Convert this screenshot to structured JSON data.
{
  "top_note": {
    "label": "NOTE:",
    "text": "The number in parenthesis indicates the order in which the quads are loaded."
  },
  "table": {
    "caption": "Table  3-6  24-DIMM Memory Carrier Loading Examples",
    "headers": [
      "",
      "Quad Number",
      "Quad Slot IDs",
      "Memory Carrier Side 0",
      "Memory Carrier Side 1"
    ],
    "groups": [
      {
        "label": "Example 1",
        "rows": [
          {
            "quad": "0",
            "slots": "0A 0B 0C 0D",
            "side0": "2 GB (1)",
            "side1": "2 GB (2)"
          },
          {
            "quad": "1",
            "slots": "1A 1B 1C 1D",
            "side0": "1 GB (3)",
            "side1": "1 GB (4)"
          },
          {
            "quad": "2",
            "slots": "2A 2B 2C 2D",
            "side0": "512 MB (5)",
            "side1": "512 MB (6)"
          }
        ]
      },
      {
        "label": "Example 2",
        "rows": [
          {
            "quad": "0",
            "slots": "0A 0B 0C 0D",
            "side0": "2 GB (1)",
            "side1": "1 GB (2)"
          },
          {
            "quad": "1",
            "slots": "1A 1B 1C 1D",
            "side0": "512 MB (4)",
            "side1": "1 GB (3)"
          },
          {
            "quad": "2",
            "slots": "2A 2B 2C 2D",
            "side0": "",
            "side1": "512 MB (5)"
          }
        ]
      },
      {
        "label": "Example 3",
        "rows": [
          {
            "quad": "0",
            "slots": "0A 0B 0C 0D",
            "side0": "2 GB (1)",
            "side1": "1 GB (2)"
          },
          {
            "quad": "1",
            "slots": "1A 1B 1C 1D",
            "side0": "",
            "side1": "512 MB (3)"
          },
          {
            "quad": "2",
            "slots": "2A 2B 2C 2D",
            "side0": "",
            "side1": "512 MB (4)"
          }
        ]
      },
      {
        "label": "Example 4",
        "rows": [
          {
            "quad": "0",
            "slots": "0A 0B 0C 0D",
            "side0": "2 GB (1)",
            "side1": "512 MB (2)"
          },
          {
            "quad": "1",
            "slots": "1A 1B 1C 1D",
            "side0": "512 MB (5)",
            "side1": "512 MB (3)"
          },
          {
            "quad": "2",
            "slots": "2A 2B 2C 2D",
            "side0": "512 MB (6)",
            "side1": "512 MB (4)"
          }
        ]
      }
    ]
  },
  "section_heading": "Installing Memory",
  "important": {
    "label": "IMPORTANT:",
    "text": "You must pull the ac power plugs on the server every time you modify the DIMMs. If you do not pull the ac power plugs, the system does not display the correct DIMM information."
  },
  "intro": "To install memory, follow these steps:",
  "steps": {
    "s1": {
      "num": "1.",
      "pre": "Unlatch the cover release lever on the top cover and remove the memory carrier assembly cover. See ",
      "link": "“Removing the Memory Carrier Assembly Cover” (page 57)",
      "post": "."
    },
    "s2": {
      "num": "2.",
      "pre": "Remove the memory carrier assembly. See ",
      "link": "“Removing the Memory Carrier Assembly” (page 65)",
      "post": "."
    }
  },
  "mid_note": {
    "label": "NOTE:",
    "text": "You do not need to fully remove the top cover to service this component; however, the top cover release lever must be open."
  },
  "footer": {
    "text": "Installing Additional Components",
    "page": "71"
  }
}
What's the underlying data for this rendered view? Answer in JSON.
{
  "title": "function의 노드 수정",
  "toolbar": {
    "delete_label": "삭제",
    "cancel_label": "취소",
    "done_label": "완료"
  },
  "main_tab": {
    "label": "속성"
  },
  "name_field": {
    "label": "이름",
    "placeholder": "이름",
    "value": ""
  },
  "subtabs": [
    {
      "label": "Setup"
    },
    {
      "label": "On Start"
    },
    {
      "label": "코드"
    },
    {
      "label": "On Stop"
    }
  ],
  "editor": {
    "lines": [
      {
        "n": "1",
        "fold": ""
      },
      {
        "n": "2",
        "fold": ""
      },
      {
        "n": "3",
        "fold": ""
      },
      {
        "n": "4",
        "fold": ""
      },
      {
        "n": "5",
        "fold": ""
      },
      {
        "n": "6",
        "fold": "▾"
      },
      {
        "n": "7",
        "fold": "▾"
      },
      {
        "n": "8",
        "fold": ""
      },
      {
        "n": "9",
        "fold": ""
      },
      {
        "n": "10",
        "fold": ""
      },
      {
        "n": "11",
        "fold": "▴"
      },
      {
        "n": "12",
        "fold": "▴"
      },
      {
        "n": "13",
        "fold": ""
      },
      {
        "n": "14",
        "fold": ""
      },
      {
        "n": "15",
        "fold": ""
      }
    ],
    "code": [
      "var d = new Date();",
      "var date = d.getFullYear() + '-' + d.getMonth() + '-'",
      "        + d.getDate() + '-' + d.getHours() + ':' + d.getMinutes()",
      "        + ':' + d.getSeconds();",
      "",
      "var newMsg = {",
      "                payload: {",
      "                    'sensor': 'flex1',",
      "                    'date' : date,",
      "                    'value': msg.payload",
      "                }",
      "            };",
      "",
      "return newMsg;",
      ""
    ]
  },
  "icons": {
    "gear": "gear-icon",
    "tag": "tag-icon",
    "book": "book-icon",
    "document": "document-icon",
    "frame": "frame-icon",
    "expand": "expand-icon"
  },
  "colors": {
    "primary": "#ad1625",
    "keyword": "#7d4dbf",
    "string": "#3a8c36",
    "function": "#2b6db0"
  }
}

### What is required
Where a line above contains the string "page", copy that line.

### Final answer
      "link": "“Removing the Memory Carrier Assembly Cover” (page 57)",
      "link": "“Removing the Memory Carrier Assembly” (page 65)",
    "page": "71"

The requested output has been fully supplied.